The world of comic books has seen the death of many characters, some have been minute like Captain America’s side-kick Bucky and some were epic like Superman. A company has gone so far as to create a hotline and allow fans to vote on how they wanted a character to die; remember DC Comics and the death of Jason Todd? Yeah…that was weird.
Comics have used the death of a character for several different reasons. It has ranged from a character revamp to the overhaul of an entire company. Marvel, the company behind the Fantastic Four, is possibly the greatest offender when it comes to “killing for killing’s sake”.
Marvel has been publicizing the death of the Human Torch as if it is going to be a major event and perhaps it would be considered that if he wasn’t the third member of the team to “die”. The Invisible Woman and Mr. Fantastic have both “perished” at points in the past only to be resurrected or have it turn out that instead of dying the character was simply transported to some alternate dimension.
Counter to that would be DC Comics. They have done a much better job of this in the past. For instance, they realized in the mid-80s that their core characters needed an overhaul and thus we had the Crisis on Infinite Earths storyline. If you’ve never read it, you really should. Even if you don’t like DC characters (which I can’t even comprehend the reasoning behind that argument) the art and writing is outstanding. It is what every epic, world-altering story should aspire to be and the standard by which each of them is judged.
DC is not without its faults. Many could and do argue that the Death of Superman story was simply a ploy to garner revenue and the special editions and promotions surrounding the event would tend to support that argument.
But, similar to the Johnny Storm death, the promotion and press coverage is making comics mainstream news; something that rarely happens outside of when a new comic book movie comes out. Obviously the Human Torch is nowhere even remotely close to being as popular as Superman. It is unlikely that his death will, even with all the press and promotion, cause the kind of ruckus or buying frenzy amongst the non-comic book reading public that the Death of Superman story did. But Marvel can aspire and can hope.
It’s true that for the time being this will mean the end of one of the longest-running comic books of all time and will close a major chapter in the lives of the Fantastic Four family (which, all told, has actually had some 10+ members) in this writers opinion it should not go unnoticed.
It does, however, open the door for us to criticize Marvel if and when they bring back Johnny Storm from the grave.
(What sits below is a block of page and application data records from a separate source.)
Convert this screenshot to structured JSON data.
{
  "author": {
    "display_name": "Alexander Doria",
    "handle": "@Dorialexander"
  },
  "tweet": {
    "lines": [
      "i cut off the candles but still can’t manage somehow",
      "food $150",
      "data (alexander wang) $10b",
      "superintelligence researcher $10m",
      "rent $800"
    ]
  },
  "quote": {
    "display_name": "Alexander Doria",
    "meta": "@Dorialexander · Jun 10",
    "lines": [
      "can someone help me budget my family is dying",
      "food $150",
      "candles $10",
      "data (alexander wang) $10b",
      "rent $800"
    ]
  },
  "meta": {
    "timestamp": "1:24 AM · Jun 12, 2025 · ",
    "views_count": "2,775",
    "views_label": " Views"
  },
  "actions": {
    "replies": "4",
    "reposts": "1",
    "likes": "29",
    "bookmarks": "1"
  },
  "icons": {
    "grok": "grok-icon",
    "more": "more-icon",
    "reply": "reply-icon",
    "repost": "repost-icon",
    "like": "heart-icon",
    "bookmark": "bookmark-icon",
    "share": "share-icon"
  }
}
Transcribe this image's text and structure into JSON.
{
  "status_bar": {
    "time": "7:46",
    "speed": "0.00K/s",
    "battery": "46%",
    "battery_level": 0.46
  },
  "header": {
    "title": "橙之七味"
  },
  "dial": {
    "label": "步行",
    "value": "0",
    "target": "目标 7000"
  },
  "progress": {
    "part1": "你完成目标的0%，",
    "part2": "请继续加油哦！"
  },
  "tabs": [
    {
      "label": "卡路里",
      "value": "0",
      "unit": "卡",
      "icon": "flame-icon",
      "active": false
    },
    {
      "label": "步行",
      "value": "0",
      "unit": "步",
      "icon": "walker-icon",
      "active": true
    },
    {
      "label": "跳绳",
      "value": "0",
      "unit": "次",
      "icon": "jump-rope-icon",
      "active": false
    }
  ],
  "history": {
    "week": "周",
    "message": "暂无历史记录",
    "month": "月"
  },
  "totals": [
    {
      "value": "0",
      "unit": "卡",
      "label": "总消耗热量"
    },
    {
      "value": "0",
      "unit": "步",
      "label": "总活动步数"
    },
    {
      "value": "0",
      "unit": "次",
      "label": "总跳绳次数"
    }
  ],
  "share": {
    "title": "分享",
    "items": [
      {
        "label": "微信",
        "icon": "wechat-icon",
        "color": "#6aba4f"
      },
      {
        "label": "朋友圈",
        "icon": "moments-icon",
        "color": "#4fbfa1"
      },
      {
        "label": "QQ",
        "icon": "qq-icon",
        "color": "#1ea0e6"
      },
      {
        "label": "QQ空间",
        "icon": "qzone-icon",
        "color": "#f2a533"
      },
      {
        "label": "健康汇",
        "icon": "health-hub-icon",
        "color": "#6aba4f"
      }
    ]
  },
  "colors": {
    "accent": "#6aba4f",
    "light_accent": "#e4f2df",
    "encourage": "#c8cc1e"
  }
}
If they do it like DC did with Green Lantern: Rebirth, then they may have a chance of saving face, but that story was pretty amazing and hard to match.